Remember why you started. Please, remember why you started.

And then keep going.



Beyoncé: The Brain, The Brand, The Boss

beyonceWhen Beyoncé’s self-titled visual album dropped last Friday, I tried my hardest not to get sucked into the vortex. I’m not a stan or a member of the Beyhive or whatever else her die-hard fans like to call themselves. Musically, I’m drawn to lyrics (writer…words…duh) and I’ve never found her lyrics to be show-stopping (dodges bullets from all of the stans.) But, as an entertainer? Yes, she’s world-turning. That is not a question; it is a fact. And, it is a fact which I completely respect.

So, I gave the stans a few days to get off the ground from their Holy Ghost fallouts after Beyoncé was released before I listened to, and essentially watched, the entire album.

And, then last night, into the vortex I went.

I had watched a few of the videos, or as she calls them, visuals, this past weekend. But, it was the 30-second snippet of the “Haunted” visual that pushed me to spend $15.99 on the full album. Soon enough, 8 p.m. became 9 p.m. and 9 p.m. became 10 p.m. Still, I sat behind my laptop bingeing. I was late to work this morning because I spent 10 minutes dancing in my undies to “Blow” on repeat while getting ready for work.

This blog post started off with the title, “Beyoncé: The Beauty, The Brand, The Boss.” And, then I realized, I really don’t care about Beyoncé’s beauty. Yes, she is beautiful. Obviously. We all have eyes. But, that isn’t precisely what I admire about her or why I spent nearly three hours last night rocking out to her music. Instead, it is who she is as a businesswoman and as a brand that truly inspires me.

You’ve read 100 essays about Beyoncé and feminism. And, if you haven’t, just Google those two terms; there are about 1,770,000 results that will pop up. I didn’t want to debate that. Because, to me, what’s more and probably most evident about this woman is the business savvy she has shown during her career. If Beyoncé doesn’t uphold some narrow brand of “feminism,” well, then, fuck that brand.

I don’t love Beyoncé because I can shake my ass to her tunes in the club, or in my bathroom mirror for that matter. Of course those things are all fine and dandy. We all need solo dance sessions to survive this life. But, I love her because she is a woman in control of her art and her brand. She is versatile and no holds barred. She knows what she does well and therefore, she just does it.

The artist and brand she has evolved into is a model that I think works for many women, not just budding celebrities.
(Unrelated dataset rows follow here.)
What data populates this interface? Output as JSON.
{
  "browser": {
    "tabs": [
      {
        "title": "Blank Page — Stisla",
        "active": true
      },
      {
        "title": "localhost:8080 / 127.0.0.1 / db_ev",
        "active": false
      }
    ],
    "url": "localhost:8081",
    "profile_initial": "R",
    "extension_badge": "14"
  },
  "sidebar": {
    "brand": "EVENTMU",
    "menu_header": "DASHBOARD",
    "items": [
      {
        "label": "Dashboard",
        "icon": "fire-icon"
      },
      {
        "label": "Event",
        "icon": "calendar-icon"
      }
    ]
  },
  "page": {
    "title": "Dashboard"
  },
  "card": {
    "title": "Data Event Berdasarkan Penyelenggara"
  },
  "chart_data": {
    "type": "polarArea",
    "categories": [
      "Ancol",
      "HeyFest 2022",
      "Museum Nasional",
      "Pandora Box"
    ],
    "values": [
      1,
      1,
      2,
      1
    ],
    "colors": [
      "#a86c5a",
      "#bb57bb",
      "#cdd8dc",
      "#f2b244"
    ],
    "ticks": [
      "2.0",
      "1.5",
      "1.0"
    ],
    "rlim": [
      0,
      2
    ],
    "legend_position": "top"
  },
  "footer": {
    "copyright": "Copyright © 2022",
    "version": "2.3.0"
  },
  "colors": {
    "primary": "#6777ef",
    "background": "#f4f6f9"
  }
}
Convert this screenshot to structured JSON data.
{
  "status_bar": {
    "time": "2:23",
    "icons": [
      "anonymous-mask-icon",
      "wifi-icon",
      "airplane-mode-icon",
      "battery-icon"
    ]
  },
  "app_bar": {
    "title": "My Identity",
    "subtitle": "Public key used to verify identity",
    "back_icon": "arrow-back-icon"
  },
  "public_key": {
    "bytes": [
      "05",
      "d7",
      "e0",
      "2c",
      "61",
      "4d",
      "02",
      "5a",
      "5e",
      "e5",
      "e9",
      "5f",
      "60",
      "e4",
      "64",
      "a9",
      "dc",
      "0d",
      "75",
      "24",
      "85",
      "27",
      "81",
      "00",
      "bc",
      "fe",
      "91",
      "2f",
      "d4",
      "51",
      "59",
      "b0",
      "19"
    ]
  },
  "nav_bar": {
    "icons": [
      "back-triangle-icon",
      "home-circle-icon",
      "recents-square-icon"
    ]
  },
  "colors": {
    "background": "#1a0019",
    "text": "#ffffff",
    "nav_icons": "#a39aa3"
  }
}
I certainly look at her and want to emulate some of her model in my own infant brand. Make people uncomfortable. Switch it up. Own your brand. Protect it. Do everything well or don’t even try it at all. Stay smart. Fight to remain authentic. Get naked and show your audience your whole self–scars, sexiness, mistakes and all. Do not shy away from the very fragile and imperfect shreds that make you a woman; use those things as the details for your art. Make no apologies–for your body, your voice, your desires, your thoughts, the makeup of your life. Work so that people do not only see you, but so that they also see themselves.

Beyoncé may not be my favorite lyricist, but it is the words from “Mine” that I hope sum up who I am, the brand I’m building and the existence I’m clawing toward:

Stop making a big deal out of the little things

Cause I got big deals and I got little things…